Adair's first wife was Sarah Ann McNair. His second was Susannah "Sue" McIntosh Drew.[4] He lived on the Grand River in what is now Adair, Oklahoma.[1]

Military service[edit]

During the civil war he served in the Confederate States Army,[1] first in the First Regiment of Cherokee Mounted Volunteers, under General Stand Watie.[5] Adair rose in rank to colonel and organized the Second Cherokee Mounted Volunteers.[6]

Tribal leadership[edit]
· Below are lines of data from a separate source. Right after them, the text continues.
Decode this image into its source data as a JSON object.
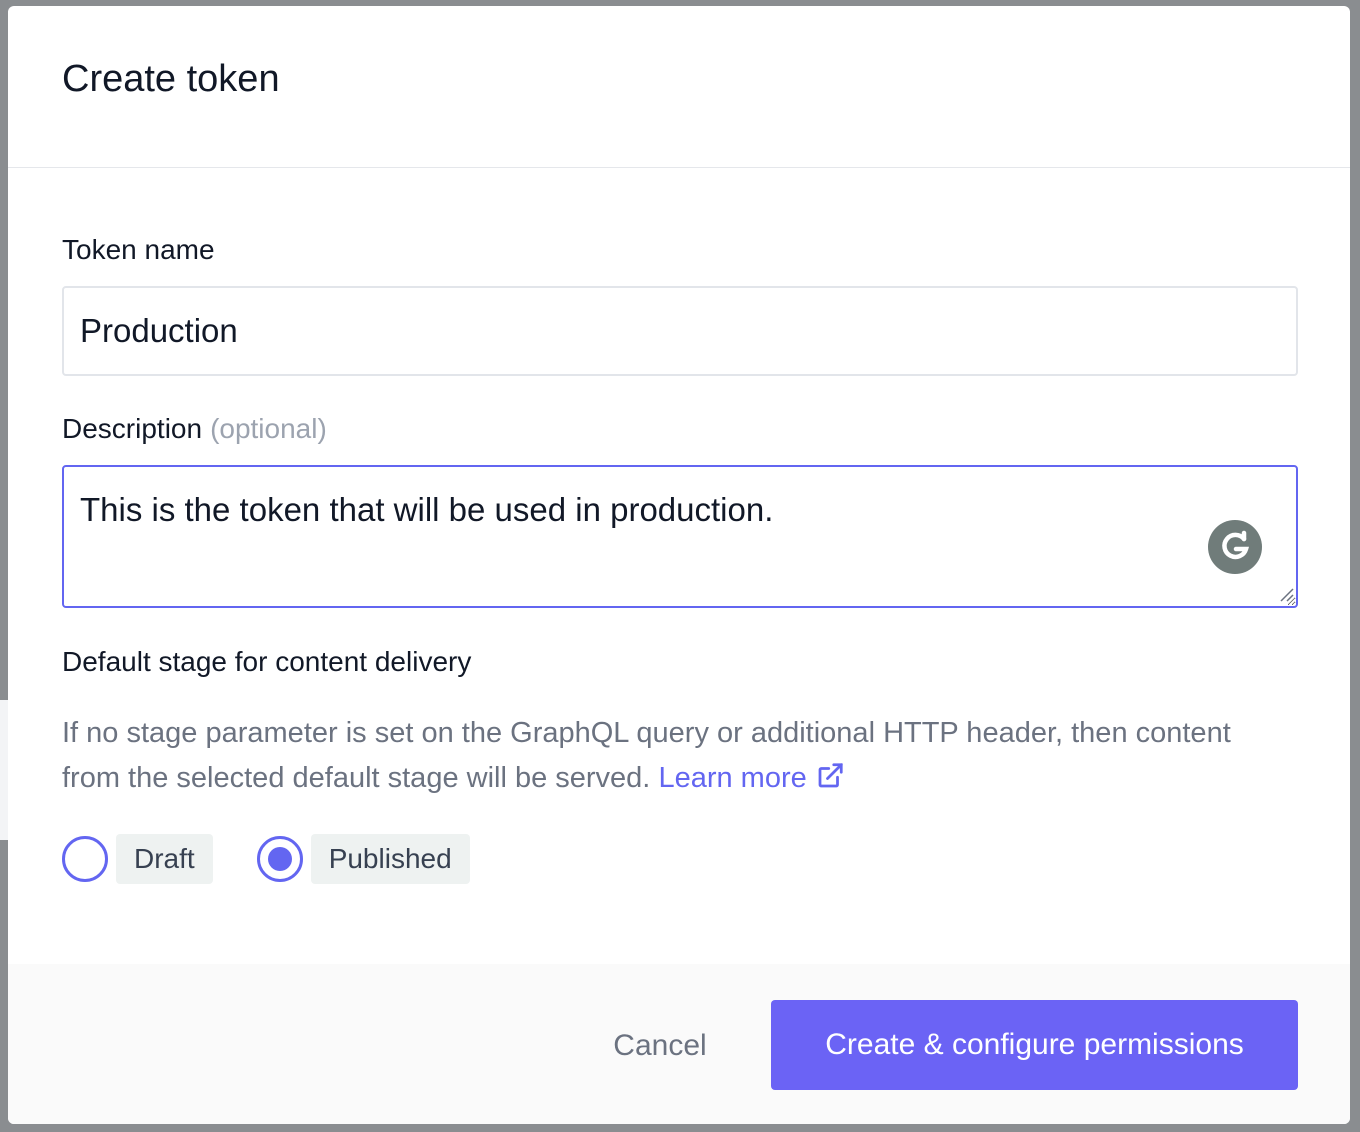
{
  "modal": {
    "title": "Create token"
  },
  "form": {
    "token_name_label": "Token name",
    "token_name_value": "Production",
    "description_label": "Description",
    "description_optional": "(optional)",
    "description_value": "This is the token that will be used in production."
  },
  "stage": {
    "heading": "Default stage for content delivery",
    "help_text": "If no stage parameter is set on the GraphQL query or additional HTTP header, then content from the selected default stage will be served.",
    "learn_more": "Learn more",
    "options": [
      {
        "label": "Draft",
        "selected": false
      },
      {
        "label": "Published",
        "selected": true
      }
    ]
  },
  "footer": {
    "cancel_label": "Cancel",
    "create_label": "Create & configure permissions"
  },
  "colors": {
    "accent": "#6366f1",
    "primary_button": "#6b63f5",
    "option_chip": "#eef2f1"
  },
  "icons": {
    "grammarly": "grammarly-icon",
    "external_link": "external-link-icon",
    "resize": "resize-handle-icon"
  }
}
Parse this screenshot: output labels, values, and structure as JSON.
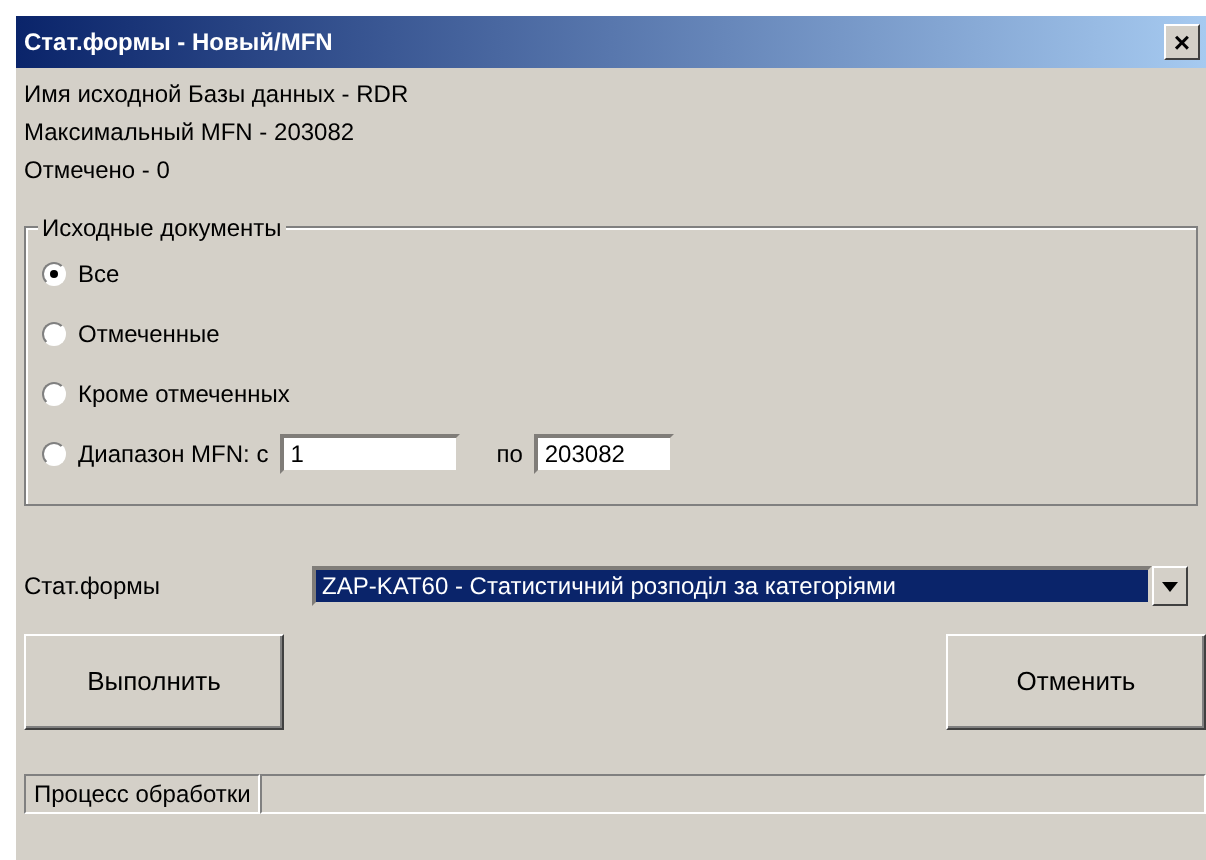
{
  "window": {
    "title": "Стат.формы - Новый/MFN",
    "close": "×"
  },
  "info": [
    "Имя исходной Базы данных - RDR",
    "Максимальный MFN  - 203082",
    "Отмечено - 0"
  ],
  "group": {
    "title": "Исходные документы",
    "options": [
      {
        "label": "Все",
        "selected": true
      },
      {
        "label": "Отмеченные",
        "selected": false
      },
      {
        "label": "Кроме отмеченных",
        "selected": false
      },
      {
        "label": "Диапазон MFN: с",
        "selected": false
      }
    ],
    "range_from": "1",
    "range_to_label": "по",
    "range_to": "203082"
  },
  "form": {
    "label": "Стат.формы",
    "value": "ZAP-KAT60 - Статистичний розподіл за категоріями"
  },
  "buttons": [
    {
      "label": "Выполнить"
    },
    {
      "label": "Отменить"
    }
  ],
  "status_bar": {
    "label": "Процесс обработки"
  }
}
Adair served the Cherokee Nation in many capacities. He was a senator, a justice of the Cherokee Supreme Court, delegate to Washington, DC, and assistant principal chief.[1] He served as the Senator from the Flint District from 1855-1860[7] and Senator from the Saline District from 1869-1874.[8] In 1879, he was elected as Assistant Chief.[3] Throughout the 1860s and 1870s, Adair served as a delegate to Washington.[9]

He was a vocal advocate for the rights of the Texas Cherokees. In 1873, he and Clement Neely Vann co-authored the book, History of the Claim of the Texas Cherokees, in which they wrote on behalf of "the Texas Cherokees and Affiliated Bands."[10]
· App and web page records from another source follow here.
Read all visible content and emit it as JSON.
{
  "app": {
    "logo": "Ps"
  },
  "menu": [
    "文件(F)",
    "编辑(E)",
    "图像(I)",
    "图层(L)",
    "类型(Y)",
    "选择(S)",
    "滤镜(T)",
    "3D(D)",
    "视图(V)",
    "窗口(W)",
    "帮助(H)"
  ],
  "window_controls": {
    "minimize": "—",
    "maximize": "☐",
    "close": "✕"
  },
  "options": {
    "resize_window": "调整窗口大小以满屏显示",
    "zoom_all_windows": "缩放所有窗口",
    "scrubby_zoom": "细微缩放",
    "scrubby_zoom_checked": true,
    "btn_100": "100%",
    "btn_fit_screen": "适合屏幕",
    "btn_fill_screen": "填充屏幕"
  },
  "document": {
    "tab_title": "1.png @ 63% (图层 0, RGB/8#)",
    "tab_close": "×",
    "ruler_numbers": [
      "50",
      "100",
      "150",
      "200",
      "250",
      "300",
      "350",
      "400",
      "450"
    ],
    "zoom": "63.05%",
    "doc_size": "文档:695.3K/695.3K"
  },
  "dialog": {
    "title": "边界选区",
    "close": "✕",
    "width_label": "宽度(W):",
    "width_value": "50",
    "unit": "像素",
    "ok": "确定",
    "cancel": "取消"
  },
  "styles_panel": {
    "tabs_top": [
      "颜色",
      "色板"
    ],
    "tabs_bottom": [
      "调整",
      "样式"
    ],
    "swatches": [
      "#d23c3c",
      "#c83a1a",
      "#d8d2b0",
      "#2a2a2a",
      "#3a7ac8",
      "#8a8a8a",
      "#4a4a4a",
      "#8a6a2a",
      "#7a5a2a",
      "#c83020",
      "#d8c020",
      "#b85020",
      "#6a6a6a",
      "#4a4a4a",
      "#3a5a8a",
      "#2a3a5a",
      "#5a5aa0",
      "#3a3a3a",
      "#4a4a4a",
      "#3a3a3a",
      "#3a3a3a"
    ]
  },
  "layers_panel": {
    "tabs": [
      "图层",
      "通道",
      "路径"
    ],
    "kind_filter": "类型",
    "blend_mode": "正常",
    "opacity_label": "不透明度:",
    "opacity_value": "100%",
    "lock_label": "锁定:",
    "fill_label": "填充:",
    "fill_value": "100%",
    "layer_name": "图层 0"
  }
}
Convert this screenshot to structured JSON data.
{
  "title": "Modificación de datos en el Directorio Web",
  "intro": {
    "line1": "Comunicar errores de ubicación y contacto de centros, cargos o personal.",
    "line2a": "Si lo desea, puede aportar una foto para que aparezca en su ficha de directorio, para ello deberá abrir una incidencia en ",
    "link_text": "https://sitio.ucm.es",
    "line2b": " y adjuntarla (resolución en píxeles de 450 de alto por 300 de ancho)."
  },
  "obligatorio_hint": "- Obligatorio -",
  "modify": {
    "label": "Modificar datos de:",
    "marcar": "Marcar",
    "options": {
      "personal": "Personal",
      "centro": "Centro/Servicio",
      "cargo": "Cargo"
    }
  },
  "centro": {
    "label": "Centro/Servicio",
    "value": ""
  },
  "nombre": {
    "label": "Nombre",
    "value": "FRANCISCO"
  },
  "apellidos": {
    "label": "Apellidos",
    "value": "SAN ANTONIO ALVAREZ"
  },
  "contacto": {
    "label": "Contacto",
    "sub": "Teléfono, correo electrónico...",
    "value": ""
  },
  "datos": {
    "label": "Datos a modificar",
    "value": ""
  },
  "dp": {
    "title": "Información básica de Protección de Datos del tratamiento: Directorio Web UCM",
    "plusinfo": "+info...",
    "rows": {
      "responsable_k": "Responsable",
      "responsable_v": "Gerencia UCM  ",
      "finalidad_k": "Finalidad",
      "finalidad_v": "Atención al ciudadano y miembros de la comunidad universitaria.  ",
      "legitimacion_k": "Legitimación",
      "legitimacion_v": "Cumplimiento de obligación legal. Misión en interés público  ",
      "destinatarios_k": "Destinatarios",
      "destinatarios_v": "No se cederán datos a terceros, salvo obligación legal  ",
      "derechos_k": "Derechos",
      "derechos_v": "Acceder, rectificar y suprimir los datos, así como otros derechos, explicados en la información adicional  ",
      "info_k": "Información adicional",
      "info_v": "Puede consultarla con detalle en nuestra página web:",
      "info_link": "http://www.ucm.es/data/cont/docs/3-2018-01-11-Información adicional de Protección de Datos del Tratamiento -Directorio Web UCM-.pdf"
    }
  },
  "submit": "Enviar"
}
Cherokees sought compensation from Texas for lands lost in 1839 and sent Adair to Washington to petition Congress to allow him to sue the state to return lands in Texas once belonging to Cherokee people. In 1839, Republic of Texas President Mirabeau Lamar had forcibly driven Texas Cherokees into Indian Territory and seized their Texan lands. The tribe wanted 1,500,000 acres (6,100 km2) in East Texas returned to them. The state offered lands in the Texas Panhandle, but the tribe refused to accept that offer.[11]
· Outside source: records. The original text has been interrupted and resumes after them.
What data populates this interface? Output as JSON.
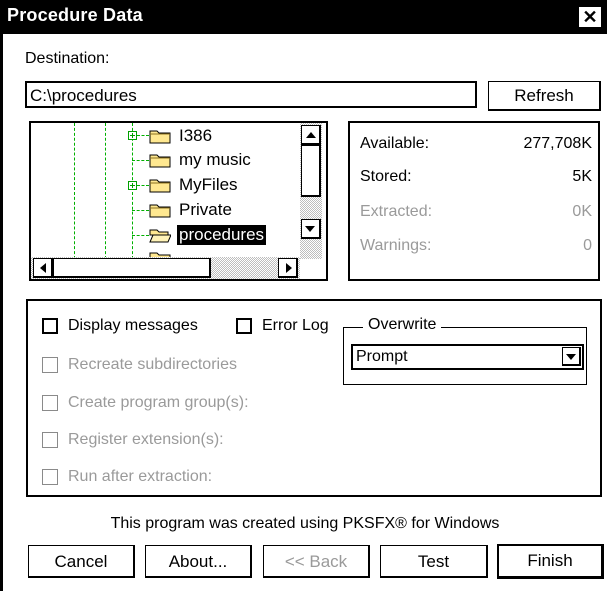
{
  "window": {
    "title": "Procedure Data",
    "close_glyph": "✕"
  },
  "destination": {
    "label": "Destination:",
    "value": "C:\\procedures",
    "refresh_label": "Refresh"
  },
  "tree": {
    "items": [
      {
        "label": "I386",
        "expandable": true,
        "selected": false
      },
      {
        "label": "my music",
        "expandable": false,
        "selected": false
      },
      {
        "label": "MyFiles",
        "expandable": true,
        "selected": false
      },
      {
        "label": "Private",
        "expandable": false,
        "selected": false
      },
      {
        "label": "procedures",
        "expandable": false,
        "selected": true
      }
    ]
  },
  "stats": {
    "available_label": "Available:",
    "available_value": "277,708K",
    "stored_label": "Stored:",
    "stored_value": "5K",
    "extracted_label": "Extracted:",
    "extracted_value": "0K",
    "warnings_label": "Warnings:",
    "warnings_value": "0"
  },
  "options": {
    "display_messages": {
      "label": "Display messages",
      "checked": false,
      "enabled": true
    },
    "error_log": {
      "label": "Error Log",
      "checked": false,
      "enabled": true
    },
    "recreate_subdirectories": {
      "label": "Recreate subdirectories",
      "checked": false,
      "enabled": false
    },
    "create_program_groups": {
      "label": "Create program group(s):",
      "checked": false,
      "enabled": false
    },
    "register_extensions": {
      "label": "Register extension(s):",
      "checked": false,
      "enabled": false
    },
    "run_after_extraction": {
      "label": "Run after extraction:",
      "checked": false,
      "enabled": false
    }
  },
  "overwrite": {
    "legend": "Overwrite",
    "selected": "Prompt"
  },
  "footer": {
    "credit": "This program was created using PKSFX® for Windows"
  },
  "buttons": {
    "cancel": "Cancel",
    "about": "About...",
    "back": "<< Back",
    "test": "Test",
    "finish": "Finish"
  },
  "icons": {
    "folder": "folder-icon",
    "open_folder": "open-folder-icon",
    "close": "close-icon",
    "dropdown": "chevron-down-icon"
  },
  "colors": {
    "titlebar": "#000000",
    "tree_lines": "#00b000",
    "folder_fill": "#ffe890",
    "disabled_text": "#9a9a9a"
  }
}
Death and legacy[edit]

While in Washington, DC, Adair died on October 23, 1880.[3] Several Cherokee men were named after him in the late 19th century, including the celebrated Cherokee humorist William Penn Adair Rogers (better known as Will Rogers).[12] Adair, Oklahoma was named for William Penn Adair and his brother, Dr. Walter Thompson Adair.[5]

Notes[edit]

  1. ^ a b c d Littlefield and Parins, 165
  2. ^ Starr, 185
  3. ^ a b c Starr, 264
  4. ^ Starr, 328
  5. ^ a b Thomas, Betty Lou Harper. "Adair." Oklahoma Historical Society's Encyclopedia of Oklahoma History and Culture. (retrieved 24 March 2010)
  6. ^ Starr, 148
  7. ^ Starr, 272
  8. ^ Starr, 267
  9. ^ Starr, 296
  10. ^ Adair and Vann, 1
  11. ^ "Cherokee Indians." Handbook of Texas Online. (retrieved 24 March 2010)
  12. ^ Rogers et al, 83

References[edit]

External links[edit]